In 2011, around 734.5 million tons of feed were produced annually around the world.
The US Animal Drug Availability Act 1996, passed during the Clinton era, was the first attempt in that country to regulate the use of medicated feed.
In 1997, in response to outbreaks of Bovine spongiform encephalopathy, commonly known as mad cow disease, the United States and Canada banned a range of animal tissues from cattle feed. Feed bans in United States (2009) Canada (2007) expanded on this, prohibiting the use of potentially infectious tissue in all animal and pet food and fertilizers.
Forage is a plant material (mainly plant leaves and stems) eaten by grazing livestock. Historically, the term forage has meant only plants eaten by the animals directly as pasture, crop residue, or immature cereal crops, but it is also used more loosely to include similar plants cut for fodder and carried to the animals, especially as hay or silage.While the term forage has a broad definition, the term forage crop is used to define crops, annual or biennial, which are grown to be utilized by grazing or harvesting as a whole crop.
Feed manufacturing refers to the process of producing animal feed from raw agricultural products. Fodder produced by manufacturing is formulated to meet specific animal nutrition requirements for different species of animals at different life stages. According to the American Feed Industry Association (AFIA), there are four basic steps:
In agriculture today, the nutritional needs of farm animals are well understood and may be satisfied through natural forage and fodder alone, or augmented by direct supplementation of nutrients in concentrated, controlled form. The nutritional quality of feed is influenced not only by the nutrient content, but also by many other factors such as feed presentation, hygiene, digestibility, and effect on intestinal health.
Feed additives provide a mechanism through which these nutrient deficiencies can be resolved, improving animal rate of growth, health, and well-being. Many farm animals have a diet largely consisting of grain-based ingredients because of the higher costs of quality feed.

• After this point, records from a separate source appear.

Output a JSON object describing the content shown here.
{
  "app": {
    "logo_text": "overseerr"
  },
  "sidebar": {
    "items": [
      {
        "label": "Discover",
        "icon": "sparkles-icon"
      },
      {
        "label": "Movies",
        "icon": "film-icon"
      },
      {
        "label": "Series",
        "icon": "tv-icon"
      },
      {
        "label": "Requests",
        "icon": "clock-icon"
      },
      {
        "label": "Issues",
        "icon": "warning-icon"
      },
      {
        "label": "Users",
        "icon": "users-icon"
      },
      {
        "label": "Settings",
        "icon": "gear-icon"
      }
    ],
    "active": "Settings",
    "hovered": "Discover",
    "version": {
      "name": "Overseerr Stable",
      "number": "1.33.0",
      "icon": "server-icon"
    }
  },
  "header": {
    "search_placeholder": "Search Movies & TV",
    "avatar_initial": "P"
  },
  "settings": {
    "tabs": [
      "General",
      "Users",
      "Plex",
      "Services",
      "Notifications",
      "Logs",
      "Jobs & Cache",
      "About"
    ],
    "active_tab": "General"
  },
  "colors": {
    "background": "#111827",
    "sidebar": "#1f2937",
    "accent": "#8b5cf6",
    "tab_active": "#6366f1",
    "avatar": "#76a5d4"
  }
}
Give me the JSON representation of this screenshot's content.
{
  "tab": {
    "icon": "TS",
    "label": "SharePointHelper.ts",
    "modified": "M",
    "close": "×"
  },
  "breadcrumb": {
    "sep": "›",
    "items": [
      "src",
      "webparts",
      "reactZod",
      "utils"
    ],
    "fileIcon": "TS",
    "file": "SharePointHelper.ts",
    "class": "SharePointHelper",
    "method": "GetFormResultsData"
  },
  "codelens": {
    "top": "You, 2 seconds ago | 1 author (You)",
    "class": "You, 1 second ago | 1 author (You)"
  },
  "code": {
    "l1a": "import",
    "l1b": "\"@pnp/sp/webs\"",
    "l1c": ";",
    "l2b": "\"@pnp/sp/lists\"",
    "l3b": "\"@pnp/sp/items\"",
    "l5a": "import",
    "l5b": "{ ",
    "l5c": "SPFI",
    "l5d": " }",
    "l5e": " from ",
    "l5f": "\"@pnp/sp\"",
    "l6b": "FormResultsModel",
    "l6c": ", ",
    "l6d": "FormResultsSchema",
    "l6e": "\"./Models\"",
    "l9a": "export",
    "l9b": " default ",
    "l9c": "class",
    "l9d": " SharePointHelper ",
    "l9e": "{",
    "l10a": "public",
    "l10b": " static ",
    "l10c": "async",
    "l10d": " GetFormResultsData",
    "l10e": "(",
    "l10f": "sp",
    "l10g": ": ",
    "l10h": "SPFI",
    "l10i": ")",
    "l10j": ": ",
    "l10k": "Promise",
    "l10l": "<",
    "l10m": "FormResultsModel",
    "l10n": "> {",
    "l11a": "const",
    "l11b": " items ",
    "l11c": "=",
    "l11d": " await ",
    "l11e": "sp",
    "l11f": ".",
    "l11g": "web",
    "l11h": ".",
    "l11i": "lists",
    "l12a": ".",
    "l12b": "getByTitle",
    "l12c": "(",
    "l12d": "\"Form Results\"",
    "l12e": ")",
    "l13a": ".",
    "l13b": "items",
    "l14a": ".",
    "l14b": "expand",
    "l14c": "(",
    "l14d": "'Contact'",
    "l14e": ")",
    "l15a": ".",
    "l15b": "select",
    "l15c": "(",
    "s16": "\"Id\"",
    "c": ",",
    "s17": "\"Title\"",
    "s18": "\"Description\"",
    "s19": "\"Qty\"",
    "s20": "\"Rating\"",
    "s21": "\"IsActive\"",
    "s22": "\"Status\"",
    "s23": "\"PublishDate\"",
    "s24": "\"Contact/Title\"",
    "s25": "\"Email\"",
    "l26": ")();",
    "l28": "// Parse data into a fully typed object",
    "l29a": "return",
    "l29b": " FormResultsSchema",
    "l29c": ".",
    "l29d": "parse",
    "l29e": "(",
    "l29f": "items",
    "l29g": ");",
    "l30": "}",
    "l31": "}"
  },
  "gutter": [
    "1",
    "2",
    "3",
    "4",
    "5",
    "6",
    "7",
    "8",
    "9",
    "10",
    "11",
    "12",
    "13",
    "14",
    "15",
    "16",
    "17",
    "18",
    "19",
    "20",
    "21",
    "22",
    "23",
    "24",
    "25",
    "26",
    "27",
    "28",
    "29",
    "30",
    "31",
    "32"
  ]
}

Chelates in animal feed is jargon for metalloorganic compounds added to animal feed. The compounds provide sources of various metals that improve the health or marketability of the animal. Typical metals salts are derived from cobalt, copper, iron, manganese, and zinc. The objective of supplementation with trace minerals is to avoid a variety of deficiency diseases. Trace minerals carry out key functions in relation to many metabolic processes, most notably as cofactors for enzymes and hormones, and are essential for optimum health, growth and productivity. For example, supplementary minerals help ensure good growth, bone development, feathering in birds, hoof, skin and hair quality in mammals, enzyme structure and functions, and appetite. Deficiency of trace minerals affect many metabolic processes and so may be manifested by different symptoms, such as poor growth and appetite, reproductive failures, impaired immune responses, and general ill-thrift. From the 1950s to the 1990s most trace mineral supplementation of animal diets was in the form of inorganic minerals, and these largely eradicated associated deficiency diseases in farm animals. The role in fertility and reproductive diseases of dairy cattle highlights that organic forms of Zn are retained better than inorganic sources and so may provide greater benefit in disease prevention, notably mastitis and lameness.Animals are thought to better absorb, digest, and use mineral chelates than inorganic minerals or simple salts. In theory lower concentrations of these minerals can be used in animal feeds. In addition, animals fed chelated sources of essential trace minerals excrete lower amounts in their faeces, and so there is less environmental contamination.